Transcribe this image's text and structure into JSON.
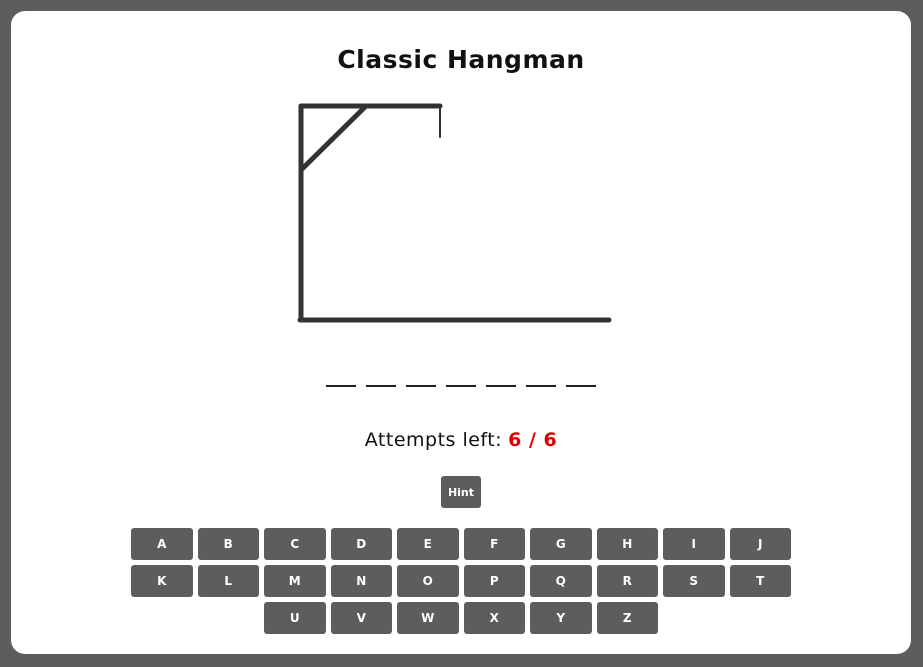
{
  "game": {
    "title": "Classic Hangman",
    "attempts_label": "Attempts left:",
    "attempts_value": "6 / 6",
    "hint_label": "Hint"
  },
  "word": {
    "slots": [
      "",
      "",
      "",
      "",
      "",
      "",
      ""
    ]
  },
  "keyboard": {
    "row1": [
      "A",
      "B",
      "C",
      "D",
      "E",
      "F",
      "G",
      "H",
      "I",
      "J"
    ],
    "row2": [
      "K",
      "L",
      "M",
      "N",
      "O",
      "P",
      "Q",
      "R",
      "S",
      "T"
    ],
    "row3": [
      "U",
      "V",
      "W",
      "X",
      "Y",
      "Z"
    ]
  },
  "colors": {
    "frame": "#5d5d5d",
    "card": "#ffffff",
    "gallows": "#333333",
    "attempts_accent": "#e00000",
    "key_bg": "#5d5d5d",
    "key_text": "#ffffff"
  }
}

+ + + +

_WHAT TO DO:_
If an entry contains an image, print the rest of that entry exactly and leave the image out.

_FINAL ANSWER:_
Transcribe this image's text and structure into JSON.
{
  "game": {
    "title": "Classic Hangman",
    "attempts_label": "Attempts left:",
    "attempts_value": "6 / 6",
    "hint_label": "Hint"
  },
  "word": {
    "slots": [
      "",
      "",
      "",
      "",
      "",
      "",
      ""
    ]
  },
  "keyboard": {
    "row1": [
      "A",
      "B",
      "C",
      "D",
      "E",
      "F",
      "G",
      "H",
      "I",
      "J"
    ],
    "row2": [
      "K",
      "L",
      "M",
      "N",
      "O",
      "P",
      "Q",
      "R",
      "S",
      "T"
    ],
    "row3": [
      "U",
      "V",
      "W",
      "X",
      "Y",
      "Z"
    ]
  },
  "colors": {
    "frame": "#5d5d5d",
    "card": "#ffffff",
    "gallows": "#333333",
    "attempts_accent": "#e00000",
    "key_bg": "#5d5d5d",
    "key_text": "#ffffff"
  }
}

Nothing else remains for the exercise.